The Bar Behind the Wall has excellent music when they’re not playing Xmas carols. Two guys playing classical guitar on Tuesday nights. Holly and I showed up around 8pm on a gorgeous evening. After the cold requiring four layers to not die, I was strolling around with three layers, open. At night. With no sun to warm me. Heavenly. We’d eaten that night’s meal ay Skyways Bakery where you fill in checkboxes on a form to determine the kind of sandwich (and drink) you want. They have loaves of bread which are, all told, kind of expensive but it’s delicious and soft and doesn’t really matter. In and out comes a parade of Western faces and Chinese. Probably half and half. It’s right near Nanjing Normal University, so there are a lot of students. That’s one of the differences that shows how Nanjing is bigger than Wanzhou: there’s no way any of my old students could afford a 20RMB sandwich.
Part of me being here has been to give Holly an excuse to go to Western food places. “When you go by yourself it’s just sort of depressing” is what she said when I got here. On the patio the other night she got a bit more into why. “It just highlights the fact that I have no foreign friends.” Oh irony, wasn’t I just lamenting how I had no Chinese friends when I lived in this country? Yes. Yes I was.
While we were drinking sangria she saw some of the people she knew. Mickey came over and talked to us. He’s skinny with a curly mop of hair (sort of Chris Evans-ish but more washed out). He asked how she was doing and talked about all his jobs, including one for LG and the one that gives him an apartment. “Soon I’ll be able to do what all English teachers dream of doing: stop teaching English!” He told us we were welcome to join their large table, and promised he associated with relatively cool people. We wouldn’t be disappointed.
His girlfriend Marike wasn’t there yet, stuck in Chinese class. She used to have a really crappy gig, working full time as an intern and getting paid less than Holly who did 7.5 hours/week. Now not so much. We did not end up going to sit with them though since… well I’m not sure. I know why I didn’t leap at the chance but that has more to do with my nature as an antisocial recluse who has trouble meeting new people. Holly revealed her self-esteem issues on this and unsurprisingly, they related to her role as an MCCer. And I agree there is something off-putting about introducing yourself as a volunteer. Church-based. That’s not normal for this country where people have come to seek/make their fortune or possibly just drink a lot.

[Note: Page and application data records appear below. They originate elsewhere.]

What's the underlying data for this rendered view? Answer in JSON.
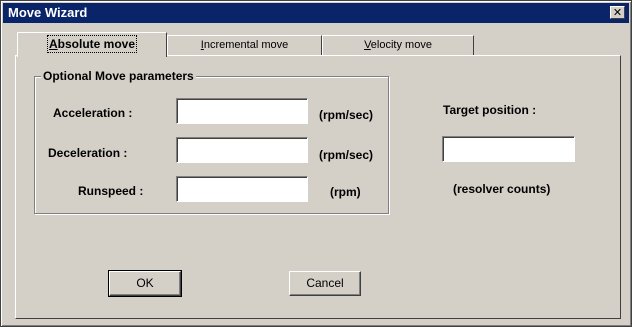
{
  "window": {
    "title": "Move Wizard",
    "close_glyph": "✕"
  },
  "tabs": [
    {
      "label": "Absolute move",
      "accel": "A",
      "rest": "bsolute move",
      "active": true
    },
    {
      "label": "Incremental move",
      "accel": "I",
      "rest": "ncremental move",
      "active": false
    },
    {
      "label": "Velocity move",
      "accel": "V",
      "rest": "elocity move",
      "active": false
    }
  ],
  "optional_group": {
    "legend": "Optional Move parameters",
    "acceleration": {
      "label": "Acceleration :",
      "value": "",
      "unit": "(rpm/sec)"
    },
    "deceleration": {
      "label": "Deceleration :",
      "value": "",
      "unit": "(rpm/sec)"
    },
    "runspeed": {
      "label": "Runspeed :",
      "value": "",
      "unit": "(rpm)"
    }
  },
  "target": {
    "label": "Target position :",
    "value": "",
    "unit": "(resolver counts)"
  },
  "buttons": {
    "ok": "OK",
    "cancel": "Cancel"
  }
}
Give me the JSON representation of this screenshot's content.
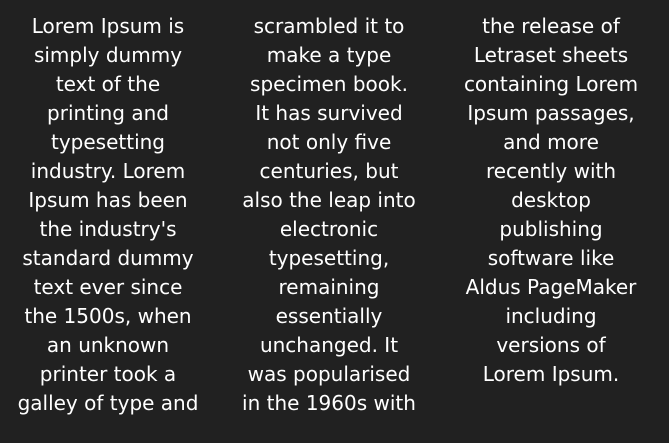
{
  "columns": [
    {
      "lines": [
        "Lorem Ipsum is",
        "simply dummy",
        "text of the",
        "printing and",
        "typesetting",
        "industry. Lorem",
        "Ipsum has been",
        "the industry's",
        "standard dummy",
        "text ever since",
        "the 1500s, when",
        "an unknown",
        "printer took a",
        "galley of type and"
      ]
    },
    {
      "lines": [
        "scrambled it to",
        "make a type",
        "specimen book.",
        "It has survived",
        "not only five",
        "centuries, but",
        "also the leap into",
        "electronic",
        "typesetting,",
        "remaining",
        "essentially",
        "unchanged. It",
        "was popularised",
        "in the 1960s with"
      ]
    },
    {
      "lines": [
        "the release of",
        "Letraset sheets",
        "containing Lorem",
        "Ipsum passages,",
        "and more",
        "recently with",
        "desktop",
        "publishing",
        "software like",
        "Aldus PageMaker",
        "including",
        "versions of",
        "Lorem Ipsum."
      ]
    }
  ]
}
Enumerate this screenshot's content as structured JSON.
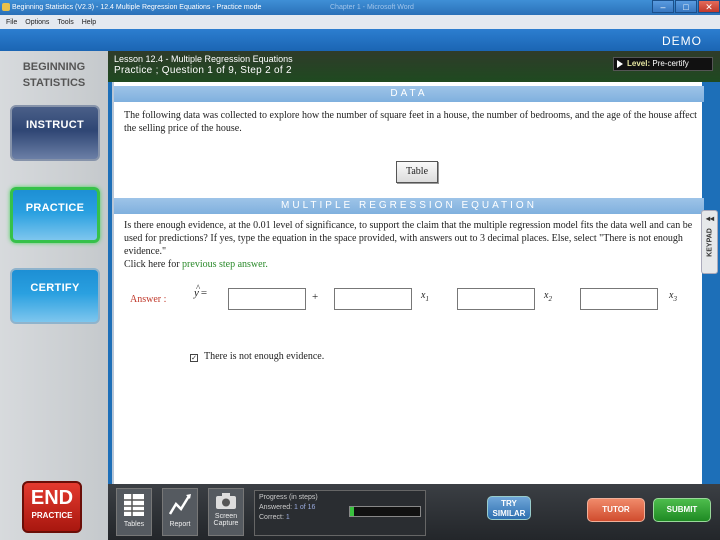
{
  "window": {
    "title": "Beginning Statistics (V2.3) - 12.4 Multiple Regression Equations - Practice mode",
    "ghost_title": "Chapter 1 - Microsoft Word",
    "minimize": "–",
    "maximize": "□",
    "close": "✕"
  },
  "menu": {
    "items": [
      "File",
      "Options",
      "Tools",
      "Help"
    ]
  },
  "mode_label": "DEMO",
  "sidebar": {
    "brand_line1": "BEGINNING",
    "brand_line2": "STATISTICS",
    "instruct": "INSTRUCT",
    "practice": "PRACTICE",
    "certify": "CERTIFY"
  },
  "lesson": {
    "line1": "Lesson 12.4 - Multiple Regression Equations",
    "line2": "Practice ; Question 1 of 9, Step 2 of 2",
    "level_label": "Level:",
    "level_value": "Pre-certify"
  },
  "data_section": {
    "header": "DATA",
    "text": "The following data was collected to explore how the number of square feet in a house, the number of bedrooms, and the age of the house affect the selling price of the house.",
    "table_button": "Table"
  },
  "equation_section": {
    "header": "MULTIPLE REGRESSION EQUATION",
    "question": "Is there enough evidence, at the 0.01 level of significance, to support the claim that the multiple regression model fits the data well and can be used for predictions? If yes, type the equation in the space provided, with answers out to 3 decimal places. Else, select \"There is not enough evidence.\"",
    "click_prefix": "Click here for ",
    "click_link": "previous step answer.",
    "answer_label": "Answer :",
    "yhat": "y",
    "hat": "^",
    "equals": "=",
    "plus": "+",
    "x_var": "x",
    "sub1": "1",
    "sub2": "2",
    "sub3": "3",
    "not_enough_checkbox": "✓",
    "not_enough_label": "There is not enough evidence."
  },
  "keypad": {
    "label": "KEYPAD",
    "arrow": "◂◂"
  },
  "bottom": {
    "end_big": "END",
    "end_small": "PRACTICE",
    "tables": "Tables",
    "report": "Report",
    "screen_line1": "Screen",
    "screen_line2": "Capture",
    "progress_title": "Progress (in steps)",
    "answered_label": "Answered:",
    "answered_value": "1 of 16",
    "correct_label": "Correct:",
    "correct_value": "1",
    "progress_fraction": 0.0625,
    "try_line1": "TRY",
    "try_line2": "SIMILAR",
    "tutor": "TUTOR",
    "submit": "SUBMIT"
  }
}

I don’t think I ever introduced myself as an MCCer when I was a teacher. “I teach up at the college” was my standard what-do-you-do answer. I guess some of the people in Wanzhou knew. Yeah I had conversations with English Rob about my salary and how it didn’t really matter what kind of hours I was working. And there was Margie who was very firmly precedent-setting and I could always set myself off against her. But that’s different than Holly working in her office which invites more “How’d you land that?” kind of questioning.
Part of wanting to get out of MCC is the quest for the magic bullet answer to these questions. The “What are you doing here?” The “Why China?” If you had a purpose a reason, life would be so much easier and filled with meaning wouldn’t it? Just always looking for a million dollars or a perfect jacket; is it only me who goes through life this way? A little Dan Bern for you there.
Yeah, this’ll get edited way the hell down.